[Data excerpts]
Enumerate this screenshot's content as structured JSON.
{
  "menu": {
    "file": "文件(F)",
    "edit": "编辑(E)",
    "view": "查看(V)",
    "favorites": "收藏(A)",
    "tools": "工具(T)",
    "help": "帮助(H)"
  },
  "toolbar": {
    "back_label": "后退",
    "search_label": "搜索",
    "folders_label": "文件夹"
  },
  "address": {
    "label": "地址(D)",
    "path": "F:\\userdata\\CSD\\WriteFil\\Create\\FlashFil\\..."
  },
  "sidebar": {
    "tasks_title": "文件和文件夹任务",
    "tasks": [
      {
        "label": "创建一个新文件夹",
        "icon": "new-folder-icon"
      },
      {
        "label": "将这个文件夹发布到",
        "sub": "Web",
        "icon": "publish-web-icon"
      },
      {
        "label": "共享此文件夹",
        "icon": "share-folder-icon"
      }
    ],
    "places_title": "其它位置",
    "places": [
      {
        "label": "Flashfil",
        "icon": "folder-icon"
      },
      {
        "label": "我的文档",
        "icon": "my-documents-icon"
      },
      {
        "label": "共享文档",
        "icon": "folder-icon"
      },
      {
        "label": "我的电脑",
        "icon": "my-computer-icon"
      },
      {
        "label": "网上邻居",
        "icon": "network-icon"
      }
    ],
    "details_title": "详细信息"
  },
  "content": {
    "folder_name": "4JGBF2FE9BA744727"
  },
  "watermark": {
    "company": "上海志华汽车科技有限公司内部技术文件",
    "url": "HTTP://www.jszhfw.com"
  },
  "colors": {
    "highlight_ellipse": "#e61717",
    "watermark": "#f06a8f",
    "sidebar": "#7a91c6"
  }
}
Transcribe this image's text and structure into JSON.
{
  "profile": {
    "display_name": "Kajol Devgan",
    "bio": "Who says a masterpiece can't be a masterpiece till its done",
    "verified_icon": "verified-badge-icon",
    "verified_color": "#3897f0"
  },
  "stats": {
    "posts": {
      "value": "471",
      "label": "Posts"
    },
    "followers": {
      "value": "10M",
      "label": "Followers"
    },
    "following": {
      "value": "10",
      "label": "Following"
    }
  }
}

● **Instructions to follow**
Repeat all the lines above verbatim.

● **Your response**
Enumerate this screenshot's content as structured JSON.
{
  "menu": {
    "file": "文件(F)",
    "edit": "编辑(E)",
    "view": "查看(V)",
    "favorites": "收藏(A)",
    "tools": "工具(T)",
    "help": "帮助(H)"
  },
  "toolbar": {
    "back_label": "后退",
    "search_label": "搜索",
    "folders_label": "文件夹"
  },
  "address": {
    "label": "地址(D)",
    "path": "F:\\userdata\\CSD\\WriteFil\\Create\\FlashFil\\..."
  },
  "sidebar": {
    "tasks_title": "文件和文件夹任务",
    "tasks": [
      {
        "label": "创建一个新文件夹",
        "icon": "new-folder-icon"
      },
      {
        "label": "将这个文件夹发布到",
        "sub": "Web",
        "icon": "publish-web-icon"
      },
      {
        "label": "共享此文件夹",
        "icon": "share-folder-icon"
      }
    ],
    "places_title": "其它位置",
    "places": [
      {
        "label": "Flashfil",
        "icon": "folder-icon"
      },
      {
        "label": "我的文档",
        "icon": "my-documents-icon"
      },
      {
        "label": "共享文档",
        "icon": "folder-icon"
      },
      {
        "label": "我的电脑",
        "icon": "my-computer-icon"
      },
      {
        "label": "网上邻居",
        "icon": "network-icon"
      }
    ],
    "details_title": "详细信息"
  },
  "content": {
    "folder_name": "4JGBF2FE9BA744727"
  },
  "watermark": {
    "company": "上海志华汽车科技有限公司内部技术文件",
    "url": "HTTP://www.jszhfw.com"
  },
  "colors": {
    "highlight_ellipse": "#e61717",
    "watermark": "#f06a8f",
    "sidebar": "#7a91c6"
  }
}
Transcribe this image's text and structure into JSON.
{
  "profile": {
    "display_name": "Kajol Devgan",
    "bio": "Who says a masterpiece can't be a masterpiece till its done",
    "verified_icon": "verified-badge-icon",
    "verified_color": "#3897f0"
  },
  "stats": {
    "posts": {
      "value": "471",
      "label": "Posts"
    },
    "followers": {
      "value": "10M",
      "label": "Followers"
    },
    "following": {
      "value": "10",
      "label": "Following"
    }
  }
}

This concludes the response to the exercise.